**Working data**.

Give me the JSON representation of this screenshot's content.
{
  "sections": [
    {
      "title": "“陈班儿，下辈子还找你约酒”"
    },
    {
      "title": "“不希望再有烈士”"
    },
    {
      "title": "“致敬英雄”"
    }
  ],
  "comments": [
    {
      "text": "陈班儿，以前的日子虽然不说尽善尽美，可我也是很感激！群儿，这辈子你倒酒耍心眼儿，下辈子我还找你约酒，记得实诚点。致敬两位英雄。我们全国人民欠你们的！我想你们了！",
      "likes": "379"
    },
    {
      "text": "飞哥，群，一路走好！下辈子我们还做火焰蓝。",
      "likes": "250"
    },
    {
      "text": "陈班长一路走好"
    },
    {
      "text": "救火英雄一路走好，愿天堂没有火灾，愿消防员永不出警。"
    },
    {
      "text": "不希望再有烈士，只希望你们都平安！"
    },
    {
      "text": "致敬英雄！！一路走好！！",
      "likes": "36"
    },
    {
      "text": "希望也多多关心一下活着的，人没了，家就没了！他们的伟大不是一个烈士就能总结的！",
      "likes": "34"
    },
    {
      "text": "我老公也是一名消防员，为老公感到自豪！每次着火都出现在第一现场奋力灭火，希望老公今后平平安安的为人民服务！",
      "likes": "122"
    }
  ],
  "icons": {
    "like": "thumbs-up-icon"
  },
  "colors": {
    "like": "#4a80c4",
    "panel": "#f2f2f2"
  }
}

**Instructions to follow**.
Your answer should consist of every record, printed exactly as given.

**Solution**.
Give me the JSON representation of this screenshot's content.
{
  "sections": [
    {
      "title": "“陈班儿，下辈子还找你约酒”"
    },
    {
      "title": "“不希望再有烈士”"
    },
    {
      "title": "“致敬英雄”"
    }
  ],
  "comments": [
    {
      "text": "陈班儿，以前的日子虽然不说尽善尽美，可我也是很感激！群儿，这辈子你倒酒耍心眼儿，下辈子我还找你约酒，记得实诚点。致敬两位英雄。我们全国人民欠你们的！我想你们了！",
      "likes": "379"
    },
    {
      "text": "飞哥，群，一路走好！下辈子我们还做火焰蓝。",
      "likes": "250"
    },
    {
      "text": "陈班长一路走好"
    },
    {
      "text": "救火英雄一路走好，愿天堂没有火灾，愿消防员永不出警。"
    },
    {
      "text": "不希望再有烈士，只希望你们都平安！"
    },
    {
      "text": "致敬英雄！！一路走好！！",
      "likes": "36"
    },
    {
      "text": "希望也多多关心一下活着的，人没了，家就没了！他们的伟大不是一个烈士就能总结的！",
      "likes": "34"
    },
    {
      "text": "我老公也是一名消防员，为老公感到自豪！每次着火都出现在第一现场奋力灭火，希望老公今后平平安安的为人民服务！",
      "likes": "122"
    }
  ],
  "icons": {
    "like": "thumbs-up-icon"
  },
  "colors": {
    "like": "#4a80c4",
    "panel": "#f2f2f2"
  }
}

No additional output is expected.